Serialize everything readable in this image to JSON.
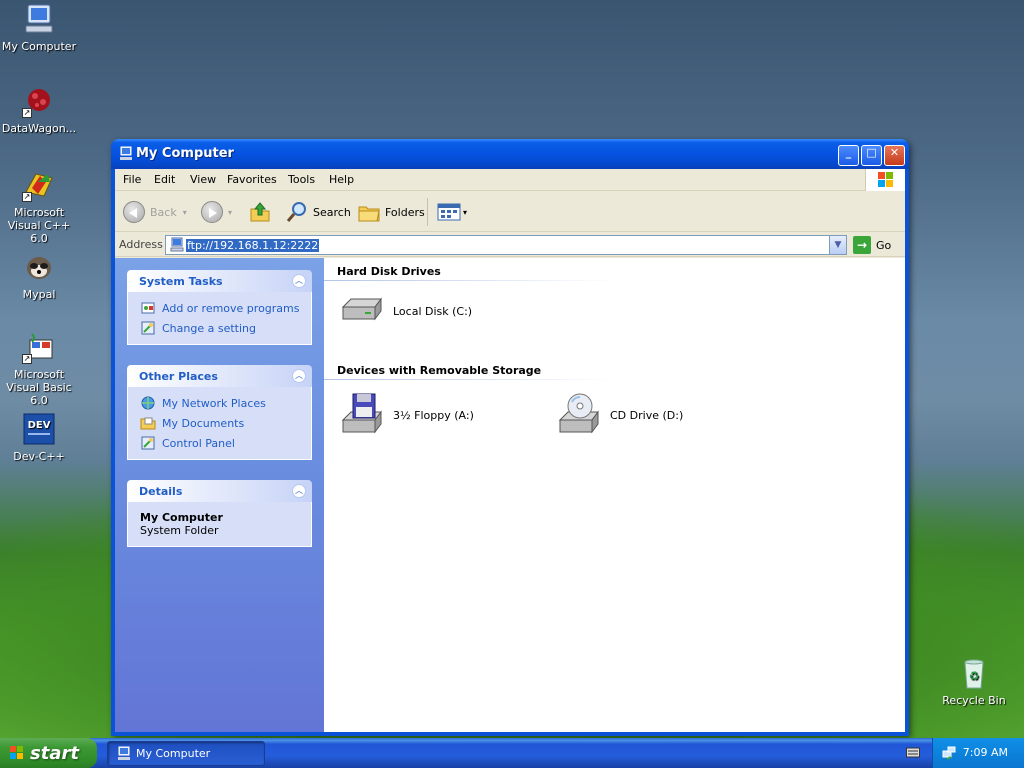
{
  "desktop": {
    "icons": [
      {
        "label": "My Computer",
        "icon": "my-computer-icon"
      },
      {
        "label": "DataWagon...",
        "icon": "datawagon-icon"
      },
      {
        "label": "Microsoft Visual C++ 6.0",
        "icon": "visual-cpp-icon"
      },
      {
        "label": "Mypal",
        "icon": "mypal-icon"
      },
      {
        "label": "Microsoft Visual Basic 6.0",
        "icon": "visual-basic-icon"
      },
      {
        "label": "Dev-C++",
        "icon": "devcpp-icon"
      },
      {
        "label": "Recycle Bin",
        "icon": "recycle-bin-icon"
      }
    ]
  },
  "window": {
    "title": "My Computer",
    "menu": [
      "File",
      "Edit",
      "View",
      "Favorites",
      "Tools",
      "Help"
    ],
    "toolbar": {
      "back": "Back",
      "search": "Search",
      "folders": "Folders"
    },
    "address": {
      "label": "Address",
      "value": "ftp://192.168.1.12:2222",
      "go": "Go"
    },
    "left_pane": {
      "system_tasks": {
        "title": "System Tasks",
        "items": [
          "Add or remove programs",
          "Change a setting"
        ]
      },
      "other_places": {
        "title": "Other Places",
        "items": [
          "My Network Places",
          "My Documents",
          "Control Panel"
        ]
      },
      "details": {
        "title": "Details",
        "name": "My Computer",
        "type": "System Folder"
      }
    },
    "content": {
      "hard_disk_title": "Hard Disk Drives",
      "hard_disks": [
        "Local Disk (C:)"
      ],
      "removable_title": "Devices with Removable Storage",
      "removable": [
        "3½ Floppy (A:)",
        "CD Drive (D:)"
      ]
    }
  },
  "taskbar": {
    "start": "start",
    "task": "My Computer",
    "clock": "7:09 AM"
  },
  "colors": {
    "titlebar": "#0553e0",
    "link_blue": "#215dc6",
    "start_green": "#3c9a34",
    "selection": "#316ac5"
  }
}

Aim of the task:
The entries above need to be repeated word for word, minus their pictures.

Answer to this exercise:
Serialize everything readable in this image to JSON.
{
  "desktop": {
    "icons": [
      {
        "label": "My Computer",
        "icon": "my-computer-icon"
      },
      {
        "label": "DataWagon...",
        "icon": "datawagon-icon"
      },
      {
        "label": "Microsoft Visual C++ 6.0",
        "icon": "visual-cpp-icon"
      },
      {
        "label": "Mypal",
        "icon": "mypal-icon"
      },
      {
        "label": "Microsoft Visual Basic 6.0",
        "icon": "visual-basic-icon"
      },
      {
        "label": "Dev-C++",
        "icon": "devcpp-icon"
      },
      {
        "label": "Recycle Bin",
        "icon": "recycle-bin-icon"
      }
    ]
  },
  "window": {
    "title": "My Computer",
    "menu": [
      "File",
      "Edit",
      "View",
      "Favorites",
      "Tools",
      "Help"
    ],
    "toolbar": {
      "back": "Back",
      "search": "Search",
      "folders": "Folders"
    },
    "address": {
      "label": "Address",
      "value": "ftp://192.168.1.12:2222",
      "go": "Go"
    },
    "left_pane": {
      "system_tasks": {
        "title": "System Tasks",
        "items": [
          "Add or remove programs",
          "Change a setting"
        ]
      },
      "other_places": {
        "title": "Other Places",
        "items": [
          "My Network Places",
          "My Documents",
          "Control Panel"
        ]
      },
      "details": {
        "title": "Details",
        "name": "My Computer",
        "type": "System Folder"
      }
    },
    "content": {
      "hard_disk_title": "Hard Disk Drives",
      "hard_disks": [
        "Local Disk (C:)"
      ],
      "removable_title": "Devices with Removable Storage",
      "removable": [
        "3½ Floppy (A:)",
        "CD Drive (D:)"
      ]
    }
  },
  "taskbar": {
    "start": "start",
    "task": "My Computer",
    "clock": "7:09 AM"
  },
  "colors": {
    "titlebar": "#0553e0",
    "link_blue": "#215dc6",
    "start_green": "#3c9a34",
    "selection": "#316ac5"
  }
}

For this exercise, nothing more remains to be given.